I had contacted Purolator, a product engineer said it's fine and not to worry about it, some people said it may be cause of failed turbos due to the oil line screen filter getting clogged because the filter was in bypass mode for too long/when it should not have been.
Posted by: SubLGT

Re: Filter Bypass psi/Mazda replacment for Subaru - 03/18/11 05:01 PM

Originally Posted By: ZeeOSix
............With the oil pump able to put a maximum pressure of 156.6 PSI on the oiling system before the pumps starts dumping back to the sump, it's no wonder they have some insane GPM spec on their oil system.

The Subaru's oil system is not something that falls in the "norm" of most street cars.


That spec is for a Mazda rotary, not a Subaru. The Subaru relief valve is set at 85psi.
Posted by: ZeeOSix

Re: Filter Bypass psi/Mazda replacment for Subaru - 03/18/11 05:39 PM

Originally Posted By: SubLGT
Originally Posted By: ZeeOSix
............With the oil pump able to put a maximum pressure of 156.6 PSI on the oiling system before the pumps starts dumping back to the sump, it's no wonder they have some insane GPM spec on their oil system.

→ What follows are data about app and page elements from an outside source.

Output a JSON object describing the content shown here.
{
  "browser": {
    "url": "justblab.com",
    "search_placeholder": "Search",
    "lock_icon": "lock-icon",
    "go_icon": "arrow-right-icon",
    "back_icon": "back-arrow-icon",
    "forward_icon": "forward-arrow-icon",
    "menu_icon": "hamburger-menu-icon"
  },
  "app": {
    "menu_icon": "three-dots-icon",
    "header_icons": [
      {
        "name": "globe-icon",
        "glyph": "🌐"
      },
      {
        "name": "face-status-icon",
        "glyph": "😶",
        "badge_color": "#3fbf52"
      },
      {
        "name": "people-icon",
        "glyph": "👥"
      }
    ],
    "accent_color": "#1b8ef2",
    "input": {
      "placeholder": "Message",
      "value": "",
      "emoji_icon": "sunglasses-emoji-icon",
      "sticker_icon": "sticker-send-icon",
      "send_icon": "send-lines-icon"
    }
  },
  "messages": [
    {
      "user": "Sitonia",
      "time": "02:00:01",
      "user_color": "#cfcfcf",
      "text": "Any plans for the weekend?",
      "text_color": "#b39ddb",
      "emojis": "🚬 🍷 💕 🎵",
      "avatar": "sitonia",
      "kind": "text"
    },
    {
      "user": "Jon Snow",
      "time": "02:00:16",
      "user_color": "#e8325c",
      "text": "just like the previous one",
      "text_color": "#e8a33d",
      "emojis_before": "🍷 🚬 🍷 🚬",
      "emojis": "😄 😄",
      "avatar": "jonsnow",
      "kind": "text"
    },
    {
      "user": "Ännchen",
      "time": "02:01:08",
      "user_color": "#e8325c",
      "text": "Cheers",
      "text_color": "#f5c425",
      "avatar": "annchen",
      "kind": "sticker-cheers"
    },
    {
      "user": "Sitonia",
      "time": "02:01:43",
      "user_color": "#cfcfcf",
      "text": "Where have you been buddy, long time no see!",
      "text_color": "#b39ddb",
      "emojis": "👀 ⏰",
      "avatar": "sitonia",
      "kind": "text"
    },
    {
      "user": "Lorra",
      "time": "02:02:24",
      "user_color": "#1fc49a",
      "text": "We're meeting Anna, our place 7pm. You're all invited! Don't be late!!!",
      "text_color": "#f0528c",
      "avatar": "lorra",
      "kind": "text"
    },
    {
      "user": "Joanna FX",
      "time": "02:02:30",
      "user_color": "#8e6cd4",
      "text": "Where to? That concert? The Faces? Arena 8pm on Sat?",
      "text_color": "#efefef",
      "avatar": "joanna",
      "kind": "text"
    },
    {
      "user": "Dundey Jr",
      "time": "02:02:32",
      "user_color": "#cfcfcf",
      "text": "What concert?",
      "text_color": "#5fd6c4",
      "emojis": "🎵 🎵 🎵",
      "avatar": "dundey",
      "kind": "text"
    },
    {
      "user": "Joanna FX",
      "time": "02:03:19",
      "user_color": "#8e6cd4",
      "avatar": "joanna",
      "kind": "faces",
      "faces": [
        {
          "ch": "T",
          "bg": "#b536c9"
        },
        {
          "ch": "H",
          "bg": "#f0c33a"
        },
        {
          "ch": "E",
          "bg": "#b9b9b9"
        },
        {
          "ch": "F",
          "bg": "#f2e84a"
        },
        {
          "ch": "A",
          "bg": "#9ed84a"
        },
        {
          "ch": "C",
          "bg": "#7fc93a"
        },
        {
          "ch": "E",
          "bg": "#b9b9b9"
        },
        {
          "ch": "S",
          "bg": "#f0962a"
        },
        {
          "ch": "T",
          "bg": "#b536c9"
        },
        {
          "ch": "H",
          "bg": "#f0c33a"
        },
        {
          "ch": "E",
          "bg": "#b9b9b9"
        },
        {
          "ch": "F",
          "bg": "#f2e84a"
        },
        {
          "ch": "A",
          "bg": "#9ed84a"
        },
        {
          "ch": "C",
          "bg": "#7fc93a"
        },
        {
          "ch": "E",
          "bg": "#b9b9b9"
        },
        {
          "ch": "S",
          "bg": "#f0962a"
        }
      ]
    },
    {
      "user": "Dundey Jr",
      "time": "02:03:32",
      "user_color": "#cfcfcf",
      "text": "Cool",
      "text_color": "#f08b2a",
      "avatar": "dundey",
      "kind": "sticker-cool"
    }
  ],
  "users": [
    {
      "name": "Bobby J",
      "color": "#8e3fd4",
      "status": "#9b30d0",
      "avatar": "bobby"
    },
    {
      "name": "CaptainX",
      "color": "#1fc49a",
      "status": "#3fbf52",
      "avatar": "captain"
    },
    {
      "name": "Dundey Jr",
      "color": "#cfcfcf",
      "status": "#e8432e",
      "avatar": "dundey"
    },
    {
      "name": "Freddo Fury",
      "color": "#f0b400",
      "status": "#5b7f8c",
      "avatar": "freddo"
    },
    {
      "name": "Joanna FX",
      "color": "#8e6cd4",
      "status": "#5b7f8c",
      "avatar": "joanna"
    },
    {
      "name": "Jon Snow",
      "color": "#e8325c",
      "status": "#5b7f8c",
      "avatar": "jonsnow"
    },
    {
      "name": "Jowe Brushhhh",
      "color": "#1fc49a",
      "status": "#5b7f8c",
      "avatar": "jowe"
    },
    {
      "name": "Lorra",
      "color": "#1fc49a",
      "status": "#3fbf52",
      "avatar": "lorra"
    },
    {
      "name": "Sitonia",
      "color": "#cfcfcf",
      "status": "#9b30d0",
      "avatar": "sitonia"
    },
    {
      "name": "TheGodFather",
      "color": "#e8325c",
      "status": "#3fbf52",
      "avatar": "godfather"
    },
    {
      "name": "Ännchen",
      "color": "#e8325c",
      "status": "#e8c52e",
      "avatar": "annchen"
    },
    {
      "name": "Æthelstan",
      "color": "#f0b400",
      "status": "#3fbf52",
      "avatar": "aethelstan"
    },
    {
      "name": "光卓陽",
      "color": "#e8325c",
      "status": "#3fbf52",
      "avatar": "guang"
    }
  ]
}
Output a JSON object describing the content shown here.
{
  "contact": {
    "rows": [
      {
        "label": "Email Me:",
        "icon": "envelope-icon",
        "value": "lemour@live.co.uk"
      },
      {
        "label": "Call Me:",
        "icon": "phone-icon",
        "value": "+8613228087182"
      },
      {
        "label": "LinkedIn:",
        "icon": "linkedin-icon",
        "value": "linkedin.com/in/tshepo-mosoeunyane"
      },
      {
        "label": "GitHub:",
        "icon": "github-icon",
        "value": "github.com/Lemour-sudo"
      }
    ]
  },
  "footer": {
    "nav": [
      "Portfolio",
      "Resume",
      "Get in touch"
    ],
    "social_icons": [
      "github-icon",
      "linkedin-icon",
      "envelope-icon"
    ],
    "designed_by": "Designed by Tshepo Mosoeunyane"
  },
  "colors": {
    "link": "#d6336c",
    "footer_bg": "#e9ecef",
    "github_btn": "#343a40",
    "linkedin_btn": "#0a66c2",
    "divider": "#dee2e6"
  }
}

The Subaru's oil system is not something that falls in the "norm" of most street cars.


That spec is for a Mazda rotary, not a Subaru. The Subaru relief valve is set at 85psi.


Yes, you are correct on the RX-8 spec. That's some pretty high oil pressure. shocked
Posted by: stenerson

Re: Filter Bypass psi/Mazda replacment for Subaru - 11/01/13 11:41 AM

I was gonna post question about filter for my new used 2005 outback. (it has new motor) Did a search and got this interesting thread. Good to know about this psi spec. I get the oem filters for about 6 bucks with washer, I guess I'll stick with that.
Posted by: Izb

Re: Filter Bypass psi/Mazda replacment for Subaru - 01/25/14 06:31 AM

I am afraid, that a lot of previous media (using by Purolator, Champ, Fram, Mobil, Amsoil, RP) ... can be destroyed under high pressure like 23-28 psi...

And this is the main reason of existing only few filters with high settings of bypass valve...

p.s.
For example, why Pure One PL14615 (announced 3 years ago!) is not in the market since then?
Posted by: ZeeOSix

Re: Filter Bypass psi/Mazda replacment for Subaru - 01/25/14 03:24 PM

Originally Posted By: Izb
I am afraid, that a lot of previous media (using by Purolator, Champ, Fram, Mobil, Amsoil, RP) ... can be destroyed under high pressure like 23-28 psi...

And this is the main reason of existing only few filters with high settings of bypass valve...

p.s.
For example, why Pure One PL14615 (announced 3 years ago!) is not in the market since then?


How do you know the media in the PL14615 is any different than the media in any other PureOne? And how do you know what filter brands would have media that would be destroyed with 23-28 PSID across the media?

A PureOne PL14006 with only 105 sq-in of media area has a low 5 PSID with 12 GPM of hot 5W-30 oil flowing through it.

http://www.bobistheoilguy.com/forums/ubb...451#Post1619451

The Subaru engines don't flow much beyond that, so if Subaru is specifying a 23 PSI bypass valve on their OEM filter, then it's for massive bypass headroom for various reasons (ie, filter loading, expected high engine RPM with cold thick oil, owner's using thicker oils than specified, etc), and/or the filter itself is pretty flow restrictive and has much more than 5 PSID with hot oil at 12 GPM.
Posted by: tojo1968

Re: Filter Bypass psi/Mazda replacment for Subaru - 01/27/14 08:12 AM

Originally Posted By: stenerson
I was gonna post question about filter for my new used 2005 outback. (it has new motor) Did a search and got this interesting thread. Good to know about this psi spec. I get the oem filters for about 6 bucks with washer, I guess I'll stick with that.

I've used OEM on my 06 Forester since new with no problems. BTW, check with your local dealerships and see if you can order parts on their website. I get filter/washer for $4.54+tax from my local dealer because I order and pay for them online.